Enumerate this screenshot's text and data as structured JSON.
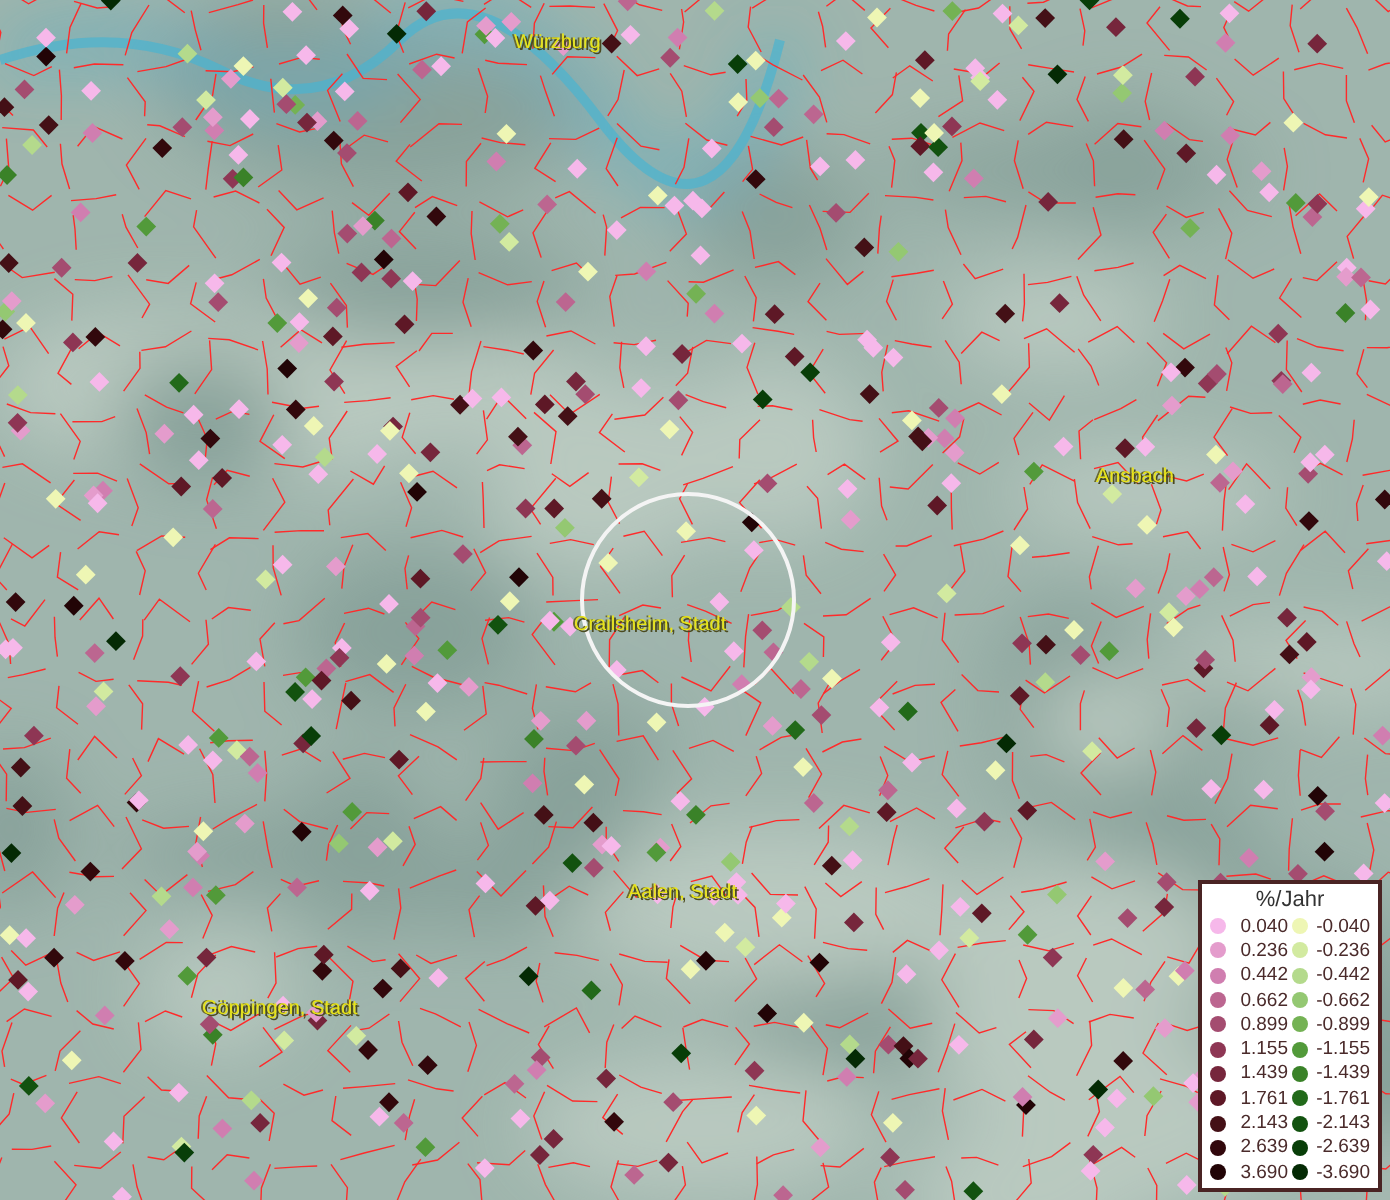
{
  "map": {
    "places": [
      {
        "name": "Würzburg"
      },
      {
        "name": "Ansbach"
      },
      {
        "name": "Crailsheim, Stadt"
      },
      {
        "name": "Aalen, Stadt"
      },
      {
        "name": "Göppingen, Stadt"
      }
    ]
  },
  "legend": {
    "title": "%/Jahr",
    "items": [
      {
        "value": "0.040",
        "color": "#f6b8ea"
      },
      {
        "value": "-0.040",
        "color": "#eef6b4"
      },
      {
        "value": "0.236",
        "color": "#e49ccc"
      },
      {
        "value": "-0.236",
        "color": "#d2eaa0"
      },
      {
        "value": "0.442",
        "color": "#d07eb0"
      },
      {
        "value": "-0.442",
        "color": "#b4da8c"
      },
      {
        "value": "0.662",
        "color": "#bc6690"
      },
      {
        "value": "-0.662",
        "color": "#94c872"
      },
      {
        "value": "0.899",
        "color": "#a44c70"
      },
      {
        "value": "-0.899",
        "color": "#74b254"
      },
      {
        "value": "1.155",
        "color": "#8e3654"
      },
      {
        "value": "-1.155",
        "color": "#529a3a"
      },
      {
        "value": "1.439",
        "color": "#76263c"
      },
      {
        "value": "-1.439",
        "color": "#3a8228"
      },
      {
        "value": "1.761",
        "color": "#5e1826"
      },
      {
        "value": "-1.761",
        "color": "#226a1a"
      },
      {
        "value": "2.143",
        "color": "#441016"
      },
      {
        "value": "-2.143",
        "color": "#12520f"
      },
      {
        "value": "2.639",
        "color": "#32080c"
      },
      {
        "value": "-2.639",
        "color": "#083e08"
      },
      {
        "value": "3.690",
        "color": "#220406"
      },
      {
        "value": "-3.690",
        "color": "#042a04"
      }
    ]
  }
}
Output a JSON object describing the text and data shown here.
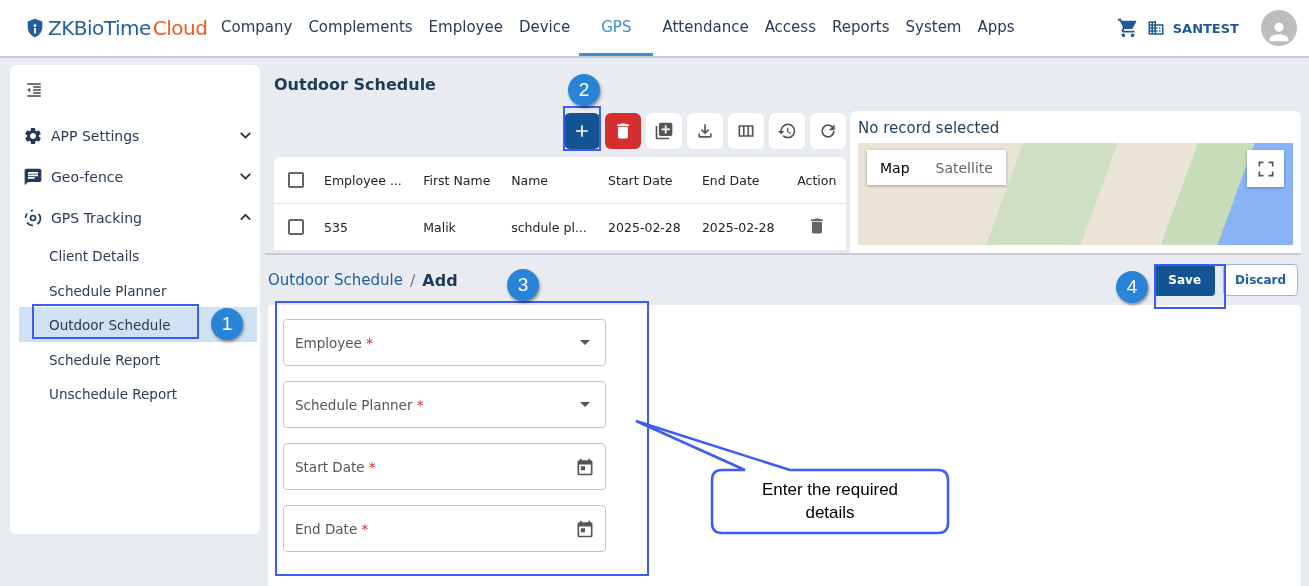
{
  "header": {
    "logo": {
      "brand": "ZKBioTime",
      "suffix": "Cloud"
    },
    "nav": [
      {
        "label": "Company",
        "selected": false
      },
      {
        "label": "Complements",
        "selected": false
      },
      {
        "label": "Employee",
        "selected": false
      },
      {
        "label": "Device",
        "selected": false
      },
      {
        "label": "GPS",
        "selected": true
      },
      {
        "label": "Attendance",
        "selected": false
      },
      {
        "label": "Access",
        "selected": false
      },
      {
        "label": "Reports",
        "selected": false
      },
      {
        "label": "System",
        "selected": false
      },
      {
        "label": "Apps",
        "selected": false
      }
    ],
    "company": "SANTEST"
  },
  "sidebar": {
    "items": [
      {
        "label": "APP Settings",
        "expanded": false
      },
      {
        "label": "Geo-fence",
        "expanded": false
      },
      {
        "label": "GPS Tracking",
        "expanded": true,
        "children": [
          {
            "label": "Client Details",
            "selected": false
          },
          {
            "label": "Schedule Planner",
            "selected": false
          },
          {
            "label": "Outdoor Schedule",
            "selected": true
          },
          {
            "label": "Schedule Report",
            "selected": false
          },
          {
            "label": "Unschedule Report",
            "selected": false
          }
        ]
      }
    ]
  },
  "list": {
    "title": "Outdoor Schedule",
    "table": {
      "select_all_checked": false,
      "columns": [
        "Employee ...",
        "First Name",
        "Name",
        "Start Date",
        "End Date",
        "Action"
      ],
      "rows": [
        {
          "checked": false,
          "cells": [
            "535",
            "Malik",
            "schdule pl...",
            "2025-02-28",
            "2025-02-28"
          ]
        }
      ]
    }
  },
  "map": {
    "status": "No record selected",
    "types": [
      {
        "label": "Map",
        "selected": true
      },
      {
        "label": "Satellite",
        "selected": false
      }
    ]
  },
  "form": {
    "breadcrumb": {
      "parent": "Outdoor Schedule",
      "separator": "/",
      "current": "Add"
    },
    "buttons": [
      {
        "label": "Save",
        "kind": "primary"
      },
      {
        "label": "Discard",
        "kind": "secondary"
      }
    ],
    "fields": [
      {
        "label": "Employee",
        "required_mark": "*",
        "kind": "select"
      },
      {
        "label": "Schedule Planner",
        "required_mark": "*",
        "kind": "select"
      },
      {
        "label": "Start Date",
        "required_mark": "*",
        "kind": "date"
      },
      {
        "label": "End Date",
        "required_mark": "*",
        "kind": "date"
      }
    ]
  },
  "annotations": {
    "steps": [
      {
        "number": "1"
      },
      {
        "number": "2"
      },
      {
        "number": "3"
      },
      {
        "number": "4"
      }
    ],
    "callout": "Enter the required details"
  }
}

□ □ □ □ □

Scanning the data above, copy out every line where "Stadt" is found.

        "name": "Crailsheim, Stadt"
        "name": "Aalen, Stadt"
        "name": "Göppingen, Stadt"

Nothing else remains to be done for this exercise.